On December 12, 2022, the IMF’s Executive Board reviewed the adequacy of the Fund’s precautionary balances. The review took place on the standard two-year cycle, after an interim review in December 2021. Precautionary balances comprise the Fund’s general and special reserves. They are a key element of the IMF’s multi-layered framework for managing financial risks. Precautionary balances provide a buffer to protect the Fund against potential losses, resulting from credit, income, and other financial risks. In conducting the review, the Executive Board applied the rules-based framework agreed in 2010. Precautionary balances have risen further since the 2021 interim review and coverage metrics have strengthened. At the same, credit and other financial risks have also increased. The pace of reserve accumulation is expected to remain adequate. Against this background, Executive Directors endorsed staff’s proposal to retain the current medium-term target of SDR 25 billion and the minimum floor of SDR 15 billion. The Board also discussed the role of surcharges, which are primarily a component of the Fund’s risk management framework but also contribute to reserves accumulation.
This paper reviews experience with the safeguards assessment policy since the last review in 2015. The policy is subject to periodic reviews by the Executive Board. The policy’s main objective is to mitigate risks of misuse of Fund resources and misreporting of monetary data under Fund arrangements. Consistent with past reviews, an external panel of experts provided an independent perspective on the implementation of the policy.
International Monetary Fund. Legal Dept., International Monetary Fund. Monetary and Capital Markets Department, and International Monetary Fund.
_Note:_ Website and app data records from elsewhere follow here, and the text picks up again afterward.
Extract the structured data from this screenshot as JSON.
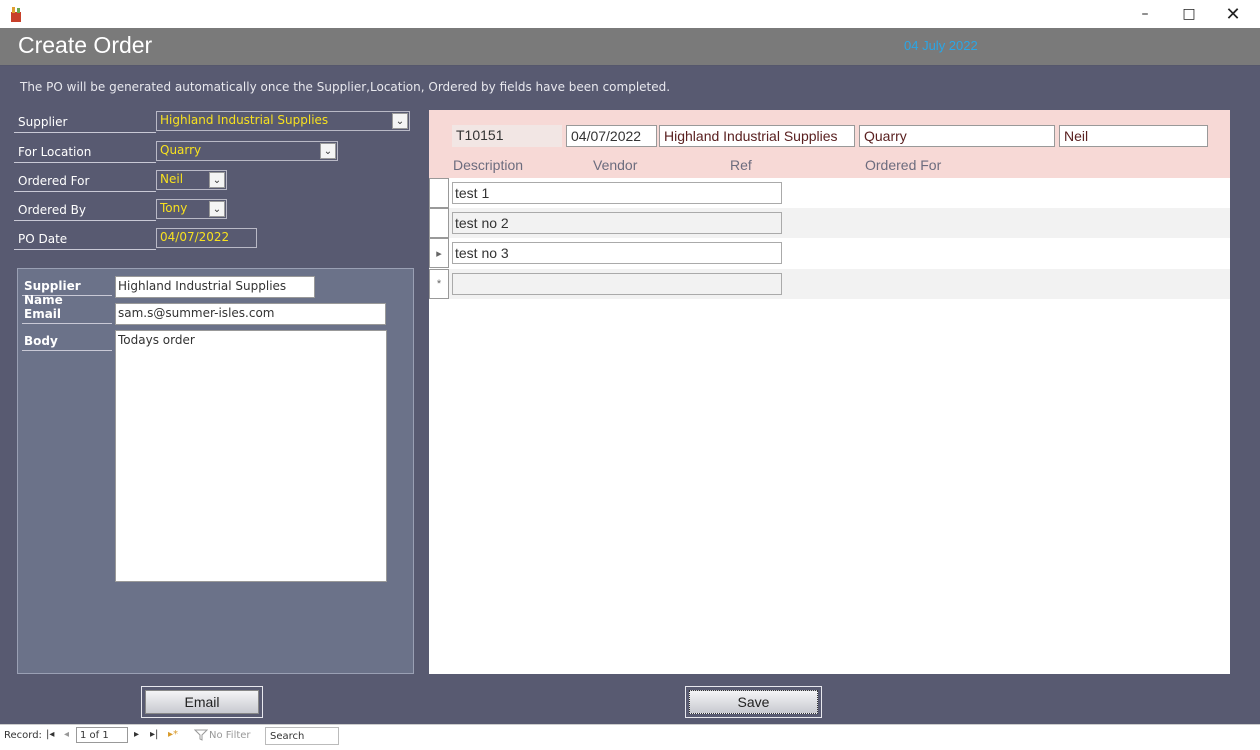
{
  "window": {
    "minimize_glyph": "–",
    "maximize_glyph": "□",
    "close_glyph": "✕"
  },
  "header": {
    "title": "Create Order",
    "date": "04 July 2022"
  },
  "info_text": "The PO will be generated automatically once the Supplier,Location, Ordered by fields have been completed.",
  "fields": {
    "supplier": {
      "label": "Supplier",
      "value": "Highland Industrial Supplies"
    },
    "location": {
      "label": "For Location",
      "value": "Quarry"
    },
    "ordered_for": {
      "label": "Ordered For",
      "value": "Neil"
    },
    "ordered_by": {
      "label": "Ordered By",
      "value": "Tony"
    },
    "po_date": {
      "label": "PO Date",
      "value": "04/07/2022"
    }
  },
  "email_panel": {
    "supplier_name_label": "Supplier Name",
    "supplier_name": "Highland Industrial Supplies",
    "email_label": "Email",
    "email": "sam.s@summer-isles.com",
    "body_label": "Body",
    "body": "Todays order"
  },
  "order_header": {
    "po_number": "T10151",
    "date": "04/07/2022",
    "supplier": "Highland Industrial Supplies",
    "location": "Quarry",
    "ordered_for": "Neil"
  },
  "columns": [
    "Description",
    "Vendor",
    "Ref",
    "Ordered For"
  ],
  "rows": [
    {
      "description": "test 1",
      "selector": ""
    },
    {
      "description": "test no 2",
      "selector": ""
    },
    {
      "description": "test no 3",
      "selector": "▸"
    },
    {
      "description": "",
      "selector": "*"
    }
  ],
  "buttons": {
    "email": "Email",
    "save": "Save"
  },
  "statusbar": {
    "record_label": "Record:",
    "first": "|◂",
    "prev": "◂",
    "position": "1 of 1",
    "next": "▸",
    "last": "▸|",
    "new": "▸*",
    "filter": "No Filter",
    "search": "Search"
  },
  "colors": {
    "background": "#585a71",
    "accent_text": "#f7e11f",
    "date": "#2aa6e6",
    "subheader": "#f7d9d6"
  }
}
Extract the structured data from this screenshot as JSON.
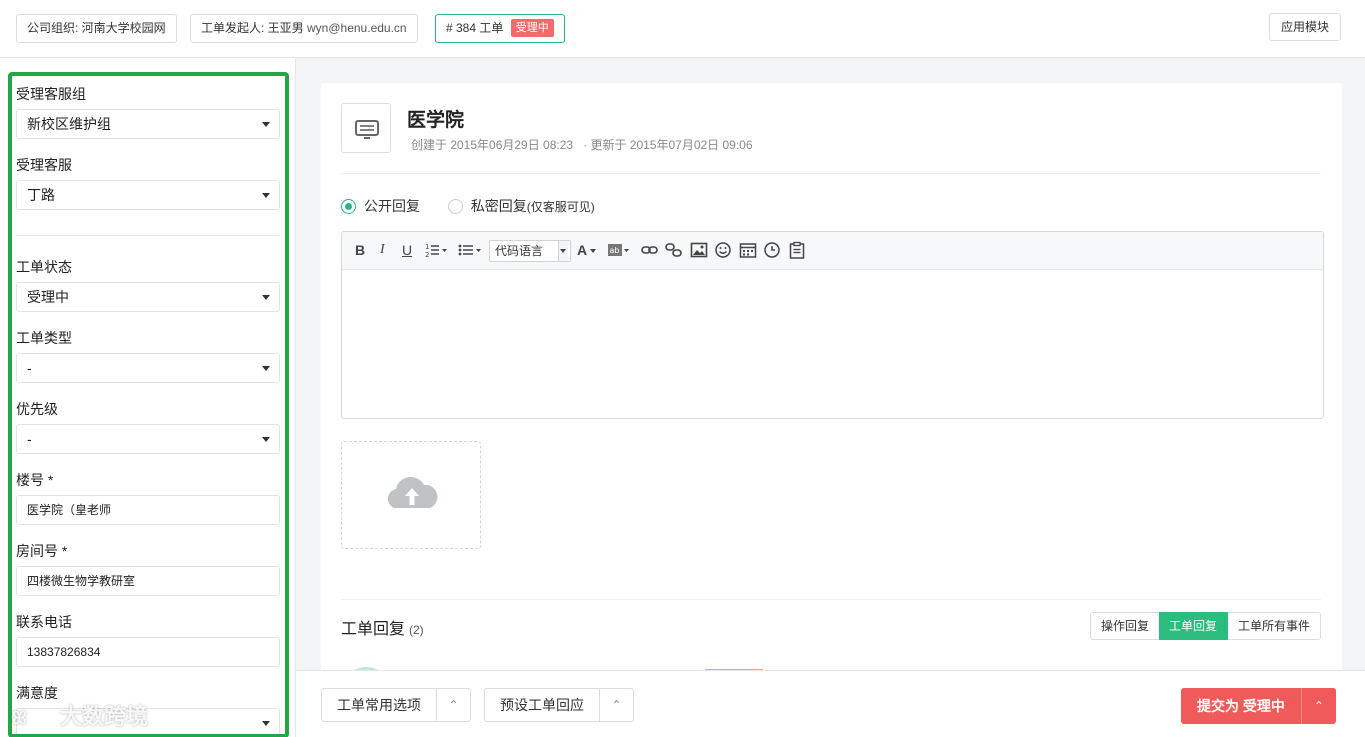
{
  "topbar": {
    "org_label": "公司组织: 河南大学校园网",
    "requester_label": "工单发起人: 王亚男",
    "requester_email": "wyn@henu.edu.cn",
    "ticket_number": "# 384 工单",
    "ticket_status_badge": "受理中",
    "app_module_label": "应用模块"
  },
  "sidebar": {
    "group_label": "受理客服组",
    "group_value": "新校区维护组",
    "agent_label": "受理客服",
    "agent_value": "丁路",
    "status_label": "工单状态",
    "status_value": "受理中",
    "type_label": "工单类型",
    "type_value": "-",
    "priority_label": "优先级",
    "priority_value": "-",
    "building_label": "楼号 *",
    "building_value": "医学院（皇老师",
    "room_label": "房间号 *",
    "room_value": "四楼微生物学教研室",
    "phone_label": "联系电话",
    "phone_value": "13837826834",
    "satisfaction_label": "满意度"
  },
  "ticket": {
    "title": "医学院",
    "created": "创建于 2015年06月29日 08:23",
    "updated": "· 更新于 2015年07月02日 09:06"
  },
  "reply": {
    "public_label": "公开回复",
    "private_label": "私密回复",
    "private_note": "(仅客服可见)",
    "code_lang_label": "代码语言"
  },
  "replies": {
    "title": "工单回复",
    "count": "(2)",
    "tabs": [
      "操作回复",
      "工单回复",
      "工单所有事件"
    ]
  },
  "bottom": {
    "common_options": "工单常用选项",
    "preset_reply": "预设工单回应",
    "submit_label": "提交为 受理中"
  },
  "watermark": {
    "text": "大数跨境"
  },
  "colors": {
    "accent_green": "#2bbd7e",
    "status_red": "#f16b6b",
    "frame_green": "#20a847",
    "submit_red": "#f05a5a"
  }
}
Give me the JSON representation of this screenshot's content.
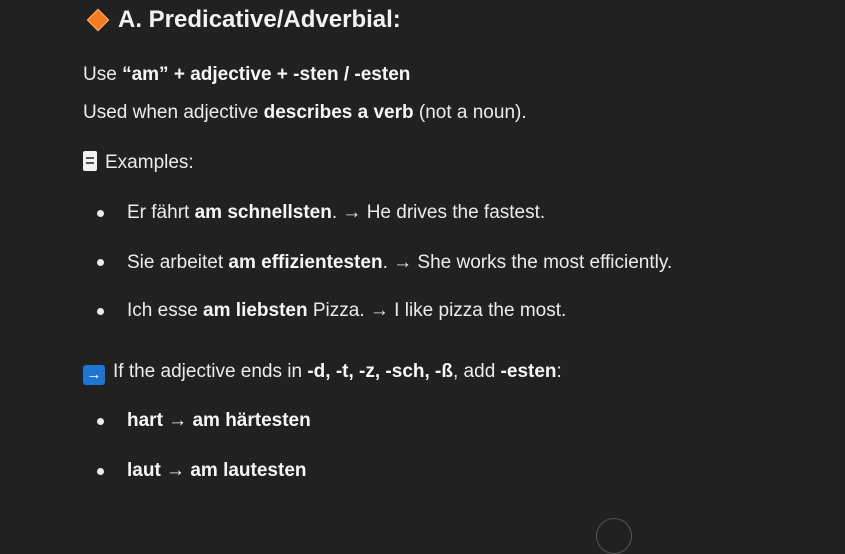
{
  "section": {
    "title": "A. Predicative/Adverbial:",
    "icon": "orange-diamond-icon"
  },
  "rule": {
    "pre": "Use ",
    "formula": "“am” + adjective + -sten / -esten"
  },
  "usage": {
    "pre": "Used when adjective ",
    "bold": "describes a verb",
    "post": " (not a noun)."
  },
  "examples_label": "Examples:",
  "examples": [
    {
      "pre": "Er fährt ",
      "bold": "am schnellsten",
      "post": ". → He drives the fastest."
    },
    {
      "pre": "Sie arbeitet ",
      "bold": "am effizientesten",
      "post": ". → She works the most efficiently."
    },
    {
      "pre": "Ich esse ",
      "bold": "am liebsten",
      "post": " Pizza. → I like pizza the most."
    }
  ],
  "note": {
    "arrow": "→",
    "pre": "If the adjective ends in ",
    "endings": "-d, -t, -z, -sch, -ß",
    "mid": ", add ",
    "suffix": "-esten",
    "post": ":"
  },
  "esten_examples": [
    {
      "text": "hart → am härtesten"
    },
    {
      "text": "laut → am lautesten"
    }
  ]
}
Strategy, Policy, & Review Department
This paper undertakes a comprehensive review of the Fund’s sovereign arrears policies. Staff assesses that the Fund’s Lending into Arrears to Private Creditors (LIA) policy (established in 1989 and last reviewed in 2002) remains broadly appropriate, while recommending some improvements given the experience gained over the last 20 years. Staff also sees merit in codifying the existing practice guiding the Fund in preemptive debt restructurings into a Fund policy, together with an amendment focusing on debt transparency. Given limited experience with the application of the LIOA policy (established in 2015), staff does not propose any amendments but only one restatement confirming current practice. Given recent developments in the international creditor community, staff proposes refining the Fund’s arrears policies with respect to multilateral creditors. Finally, recent developments raise questions about the perimeter between official bilateral and private claims, with significant implications for the Fund’s arrears policies.